Member #667626

Member Since: March 31, 2015

Country: United States

  • Wow. I cannot believe the data sheet. The waveforms show the rising edge as going from ON to OFF and the falling edge going from OFF to ON. That can't even be blamed on a bad Chinese to English translation. What were they thinking?

  • It seems the CH320 drivers no longer work for Mac OS. I can't get Big Sur to recognize any of the Artemis boards. Any idea on a fix?

  • Just a thought... It might have been cool to mount the Qwiic connectors on the other side of the board to allow for panel mounting.

  • Despite the claims in the article, you really do program FPGAs. You do use a programming language (Lucid). HDL (hardware description language) is just another name for a declarative programming language. This produces a binary image that you download into the RAM on the FPGA and it executes. Yes, it's not a standard imperative programming language like most people are used to (e.g., C++ or Python), but it is a programming language nonetheless. The fact that you are loading values into lookup tables to simulate logic functions is really irrelevant to the discussion. It's software because it's soft and easily changeable (as opposed to hardware which is hard and difficult to change).

  • What technology does it use to interface to the SSD? SPI? USB? I'm wondering about the performance.

  • The LEDs are Multiplexed, not driven individually. You need 25 bits, not 144, if I'm reading the data sheet properly.

  • Me too. I just threw the board away at that point (over 20 switches in backwards).

  • Documentation is a complete fail.

    This kit reminds me of the saying "Buy once, cry once". I was evaluating various hobby-level function generators in the $250-$500 price range. I came across this kit and figured "gee, if it's only $50 bucks, what can go wrong?" My instincts told me, don't buy it, my greediness won out.

    I really don't know if the thing works well or not. I started putting it together following the instructions as best I could. However, there is an "Important Notice" about the switches that is NOT in line with the assembly instructions warning you that the push button switches only go in one way. I totally missed this. Sadly, I soldered in around 25 switches, luck would have all but about 5 were backwards. Ever tried to unsolder 300 pins? Well, let's just say I'm not even going to try, I'm just throwing the board away and will resume looking for a decent function generator.

    I realize the engineer who wrote the assembly instructions is probably not a native speaker. But something important like this needs a MUCH bigger warning. Also, isn't there some other part that will do the same function as these push buttons that is polarized and not possible to put in backwards? This is an epic design fail; these parts might be okay for a production line, but not for one-off kits.

    I realize this is my own fault for not reading the assembly instructions as closely as I needed to before soldering down those switches. However, if you find yourself mesmerized by the low price, be sure to read the assembly instructions over three or four times before soldering anything in place.

    Also, make sure you have a very thin point soldering iron and high-gauge solder.
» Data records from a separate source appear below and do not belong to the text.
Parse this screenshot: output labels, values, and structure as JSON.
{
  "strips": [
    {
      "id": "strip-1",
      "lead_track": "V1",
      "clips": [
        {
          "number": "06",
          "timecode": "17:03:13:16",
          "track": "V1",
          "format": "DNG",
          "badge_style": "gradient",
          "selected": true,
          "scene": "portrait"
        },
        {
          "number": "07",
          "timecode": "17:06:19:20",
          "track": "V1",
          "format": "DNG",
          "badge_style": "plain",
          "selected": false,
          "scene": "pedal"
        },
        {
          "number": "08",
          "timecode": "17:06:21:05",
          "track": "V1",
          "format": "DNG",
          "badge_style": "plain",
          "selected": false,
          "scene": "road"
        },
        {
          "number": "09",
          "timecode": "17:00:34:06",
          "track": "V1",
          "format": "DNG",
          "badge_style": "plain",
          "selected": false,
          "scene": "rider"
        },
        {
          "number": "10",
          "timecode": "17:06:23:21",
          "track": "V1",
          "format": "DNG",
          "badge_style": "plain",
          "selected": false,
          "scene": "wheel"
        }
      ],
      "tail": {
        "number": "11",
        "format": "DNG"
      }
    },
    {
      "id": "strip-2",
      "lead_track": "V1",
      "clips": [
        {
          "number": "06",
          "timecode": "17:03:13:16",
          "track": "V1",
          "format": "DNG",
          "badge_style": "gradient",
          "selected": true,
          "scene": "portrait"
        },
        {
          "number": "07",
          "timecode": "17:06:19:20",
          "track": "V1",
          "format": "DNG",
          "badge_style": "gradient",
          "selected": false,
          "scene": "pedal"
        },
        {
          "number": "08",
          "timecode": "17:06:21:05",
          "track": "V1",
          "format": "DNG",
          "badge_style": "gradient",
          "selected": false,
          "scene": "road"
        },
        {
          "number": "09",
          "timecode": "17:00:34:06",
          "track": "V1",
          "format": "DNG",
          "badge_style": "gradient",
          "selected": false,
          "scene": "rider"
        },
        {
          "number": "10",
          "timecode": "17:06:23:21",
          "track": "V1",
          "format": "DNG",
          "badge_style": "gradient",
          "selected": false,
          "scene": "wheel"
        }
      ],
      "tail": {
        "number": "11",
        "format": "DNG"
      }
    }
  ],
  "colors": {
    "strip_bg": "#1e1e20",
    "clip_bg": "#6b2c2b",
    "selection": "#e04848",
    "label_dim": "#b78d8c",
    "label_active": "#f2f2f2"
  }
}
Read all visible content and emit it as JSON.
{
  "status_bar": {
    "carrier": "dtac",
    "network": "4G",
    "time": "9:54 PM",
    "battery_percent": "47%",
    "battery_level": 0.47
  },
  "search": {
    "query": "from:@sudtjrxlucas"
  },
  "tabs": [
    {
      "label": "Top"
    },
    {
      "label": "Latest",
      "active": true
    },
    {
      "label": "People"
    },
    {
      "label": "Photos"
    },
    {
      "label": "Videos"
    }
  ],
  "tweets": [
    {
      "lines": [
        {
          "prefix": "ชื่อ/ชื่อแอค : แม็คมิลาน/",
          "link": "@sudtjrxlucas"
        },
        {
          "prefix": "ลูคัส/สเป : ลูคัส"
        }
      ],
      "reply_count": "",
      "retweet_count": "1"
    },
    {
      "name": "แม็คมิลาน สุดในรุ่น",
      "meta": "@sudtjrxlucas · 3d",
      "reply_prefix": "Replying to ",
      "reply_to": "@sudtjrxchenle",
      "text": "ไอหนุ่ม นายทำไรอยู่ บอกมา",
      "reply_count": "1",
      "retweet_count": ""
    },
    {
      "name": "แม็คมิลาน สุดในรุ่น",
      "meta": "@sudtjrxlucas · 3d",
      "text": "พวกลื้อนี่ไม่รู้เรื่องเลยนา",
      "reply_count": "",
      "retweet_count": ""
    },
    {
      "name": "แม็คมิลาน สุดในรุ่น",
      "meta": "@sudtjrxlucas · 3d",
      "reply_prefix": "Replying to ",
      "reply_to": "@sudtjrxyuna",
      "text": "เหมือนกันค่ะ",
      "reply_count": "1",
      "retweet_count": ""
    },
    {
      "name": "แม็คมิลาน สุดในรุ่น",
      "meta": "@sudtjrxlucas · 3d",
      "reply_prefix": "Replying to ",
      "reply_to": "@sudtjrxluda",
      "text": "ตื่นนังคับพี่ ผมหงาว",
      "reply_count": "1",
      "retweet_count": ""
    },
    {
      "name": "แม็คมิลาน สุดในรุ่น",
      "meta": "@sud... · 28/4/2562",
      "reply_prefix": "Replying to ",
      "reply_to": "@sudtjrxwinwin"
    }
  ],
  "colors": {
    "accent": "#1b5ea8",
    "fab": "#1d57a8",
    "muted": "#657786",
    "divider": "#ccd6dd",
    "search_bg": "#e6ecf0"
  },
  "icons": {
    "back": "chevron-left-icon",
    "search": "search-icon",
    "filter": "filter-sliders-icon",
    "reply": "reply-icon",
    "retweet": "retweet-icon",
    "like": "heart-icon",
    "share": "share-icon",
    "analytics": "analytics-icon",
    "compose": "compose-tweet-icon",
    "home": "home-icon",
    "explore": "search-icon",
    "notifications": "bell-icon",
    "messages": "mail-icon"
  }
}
The pins are small and very close together. You're best advised to use a magnifying glass while working on the switches and check for solder bridges (that seem to form quite easily on the switch terminals).

No public wish lists :(